What the task asks: Report each line of the listing below that holds "isNaN".

Material to process:
= = = =

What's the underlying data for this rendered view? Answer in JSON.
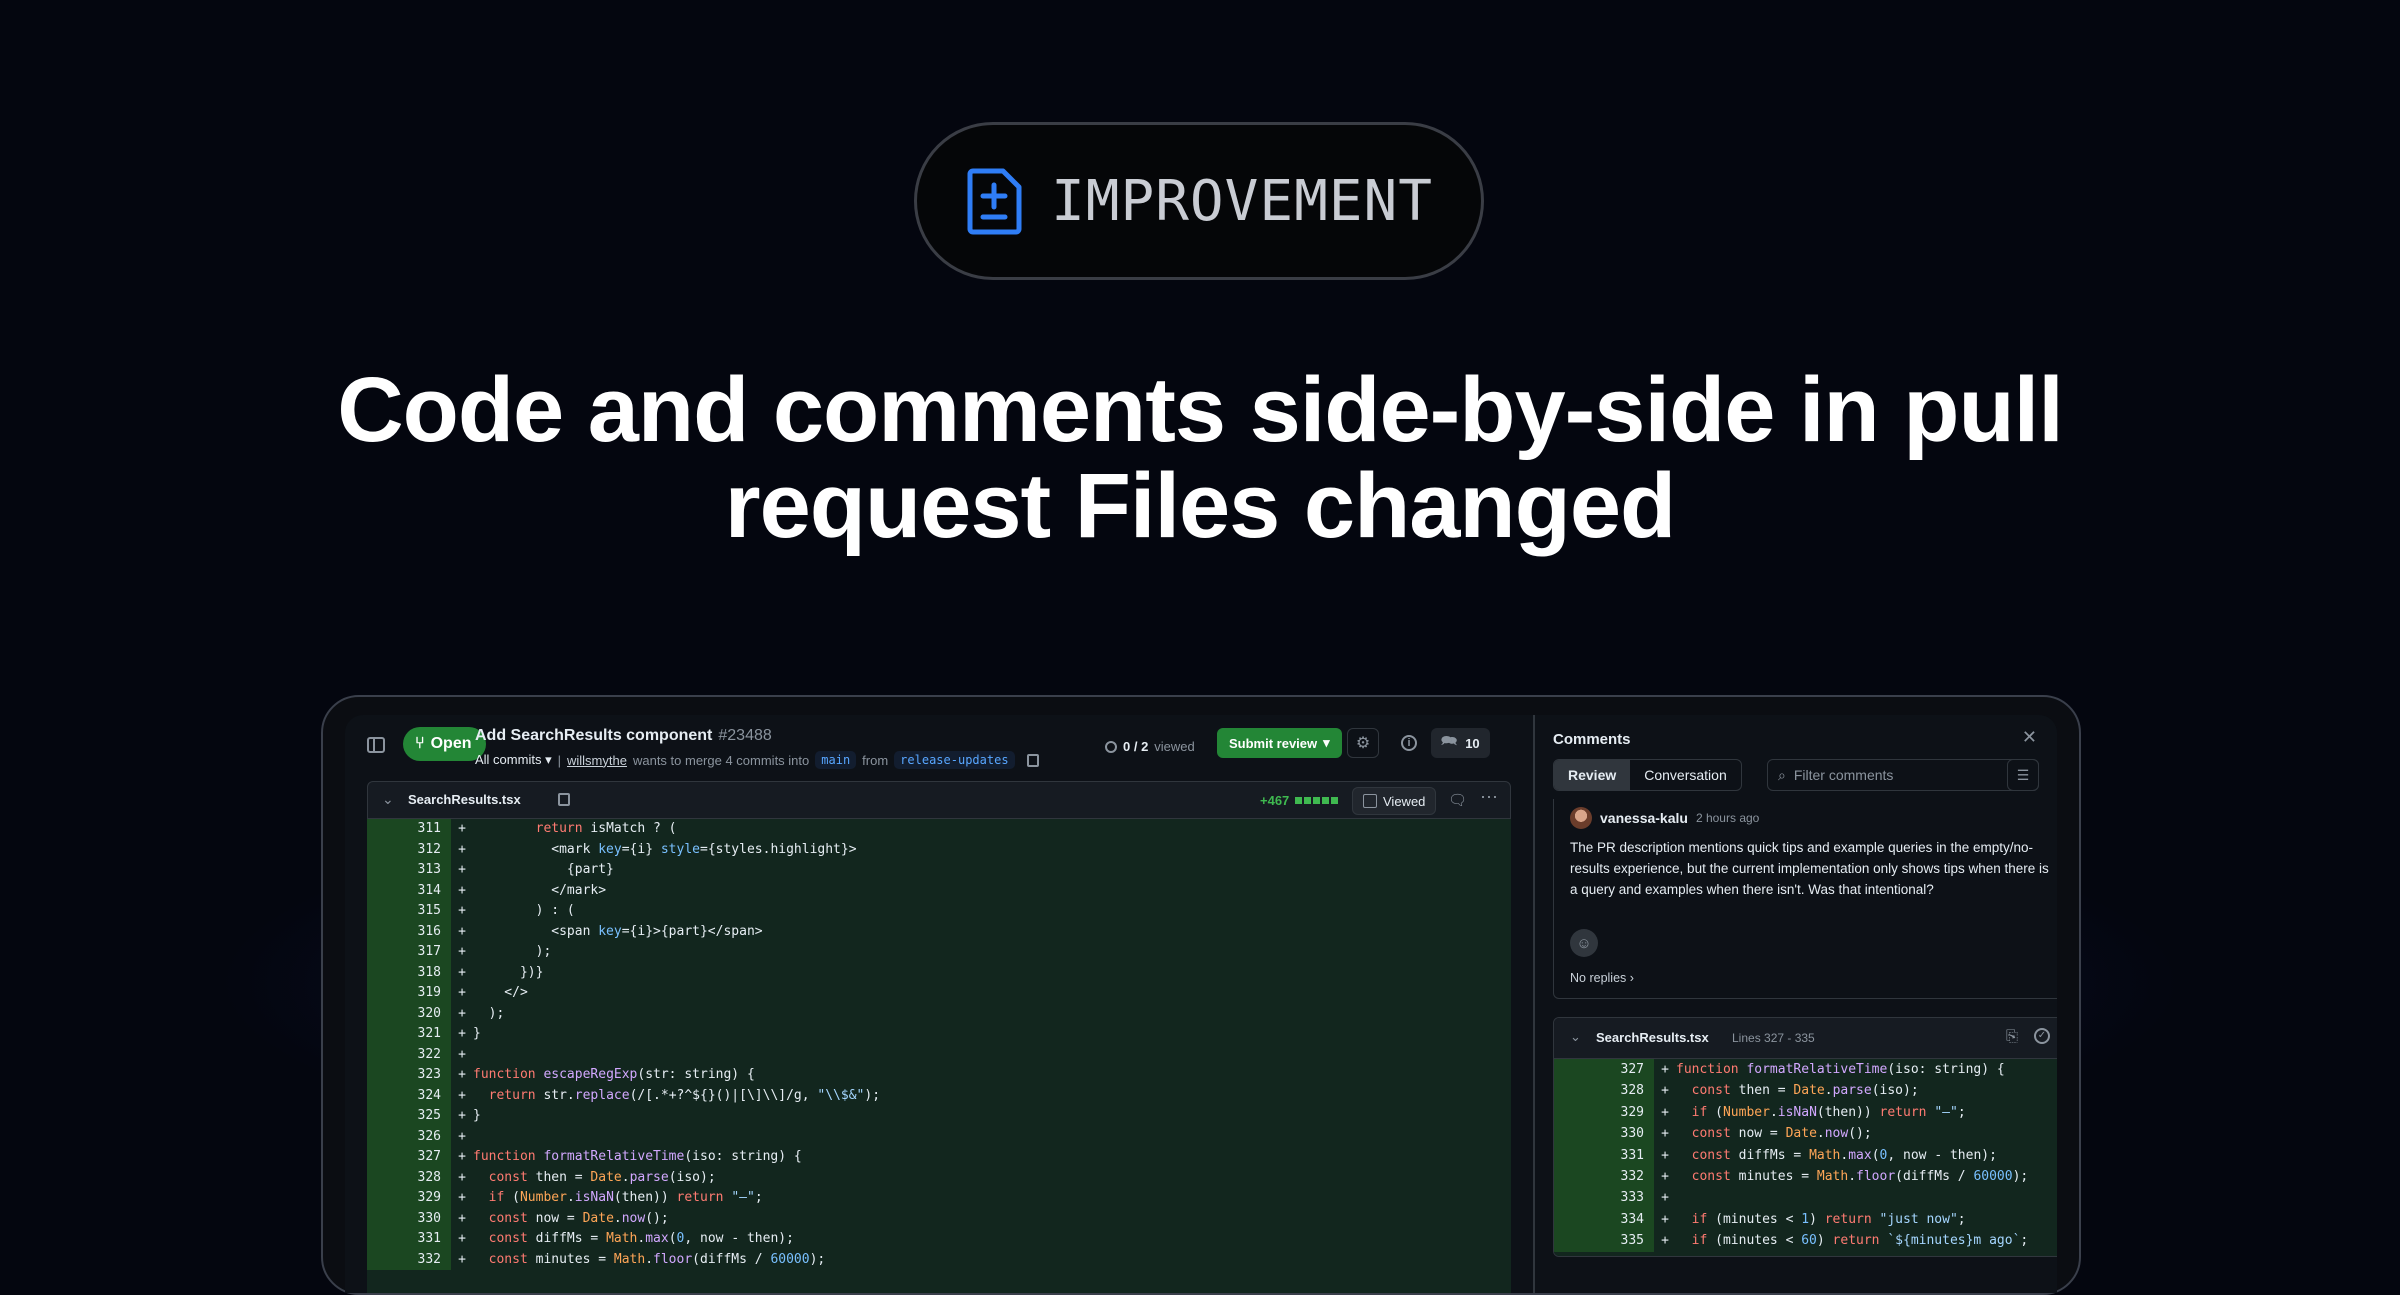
{
  "badge": {
    "label": "IMPROVEMENT",
    "icon": "file-diff-icon"
  },
  "headline": {
    "line1": "Code and comments side-by-side in pull",
    "line2": "request Files changed"
  },
  "pr": {
    "state": "Open",
    "title": "Add SearchResults component",
    "number": "#23488",
    "commits_filter": "All commits",
    "author": "willsmythe",
    "merge_text": "wants to merge 4 commits into",
    "base_branch": "main",
    "from_text": "from",
    "head_branch": "release-updates",
    "viewed_progress": "0 / 2",
    "viewed_word": "viewed",
    "submit_label": "Submit review",
    "comment_count": "10"
  },
  "file": {
    "name": "SearchResults.tsx",
    "additions": "+467",
    "viewed_label": "Viewed"
  },
  "diff_lines": [
    {
      "n": "311",
      "code": "        return isMatch ? ("
    },
    {
      "n": "312",
      "code": "          <mark key={i} style={styles.highlight}>"
    },
    {
      "n": "313",
      "code": "            {part}"
    },
    {
      "n": "314",
      "code": "          </mark>"
    },
    {
      "n": "315",
      "code": "        ) : ("
    },
    {
      "n": "316",
      "code": "          <span key={i}>{part}</span>"
    },
    {
      "n": "317",
      "code": "        );"
    },
    {
      "n": "318",
      "code": "      })}"
    },
    {
      "n": "319",
      "code": "    </>"
    },
    {
      "n": "320",
      "code": "  );"
    },
    {
      "n": "321",
      "code": "}"
    },
    {
      "n": "322",
      "code": ""
    },
    {
      "n": "323",
      "code": "function escapeRegExp(str: string) {"
    },
    {
      "n": "324",
      "code": "  return str.replace(/[.*+?^${}()|[\\]\\\\]/g, \"\\\\$&\");"
    },
    {
      "n": "325",
      "code": "}"
    },
    {
      "n": "326",
      "code": ""
    },
    {
      "n": "327",
      "code": "function formatRelativeTime(iso: string) {"
    },
    {
      "n": "328",
      "code": "  const then = Date.parse(iso);"
    },
    {
      "n": "329",
      "code": "  if (Number.isNaN(then)) return \"—\";"
    },
    {
      "n": "330",
      "code": "  const now = Date.now();"
    },
    {
      "n": "331",
      "code": "  const diffMs = Math.max(0, now - then);"
    },
    {
      "n": "332",
      "code": "  const minutes = Math.floor(diffMs / 60000);"
    }
  ],
  "comments_panel": {
    "title": "Comments",
    "tabs": [
      "Review",
      "Conversation"
    ],
    "filter_placeholder": "Filter comments",
    "comment": {
      "author": "vanessa-kalu",
      "time": "2 hours ago",
      "body": "The PR description mentions quick tips and example queries in the empty/no-results experience, but the current implementation only shows tips when there is a query and examples when there isn't. Was that intentional?",
      "replies": "No replies"
    },
    "snippet": {
      "file": "SearchResults.tsx",
      "lines": "Lines 327 - 335",
      "rows": [
        {
          "n": "327",
          "code": "function formatRelativeTime(iso: string) {"
        },
        {
          "n": "328",
          "code": "  const then = Date.parse(iso);"
        },
        {
          "n": "329",
          "code": "  if (Number.isNaN(then)) return \"—\";"
        },
        {
          "n": "330",
          "code": "  const now = Date.now();"
        },
        {
          "n": "331",
          "code": "  const diffMs = Math.max(0, now - then);"
        },
        {
          "n": "332",
          "code": "  const minutes = Math.floor(diffMs / 60000);"
        },
        {
          "n": "333",
          "code": ""
        },
        {
          "n": "334",
          "code": "  if (minutes < 1) return \"just now\";"
        },
        {
          "n": "335",
          "code": "  if (minutes < 60) return `${minutes}m ago`;"
        }
      ]
    }
  },
  "colors": {
    "accent": "#238636",
    "link": "#58a6ff",
    "background": "#04060f"
  }
}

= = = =

Response to this task:
      "code": "  if (Number.isNaN(then)) return \"—\";"
          "code": "  if (Number.isNaN(then)) return \"—\";"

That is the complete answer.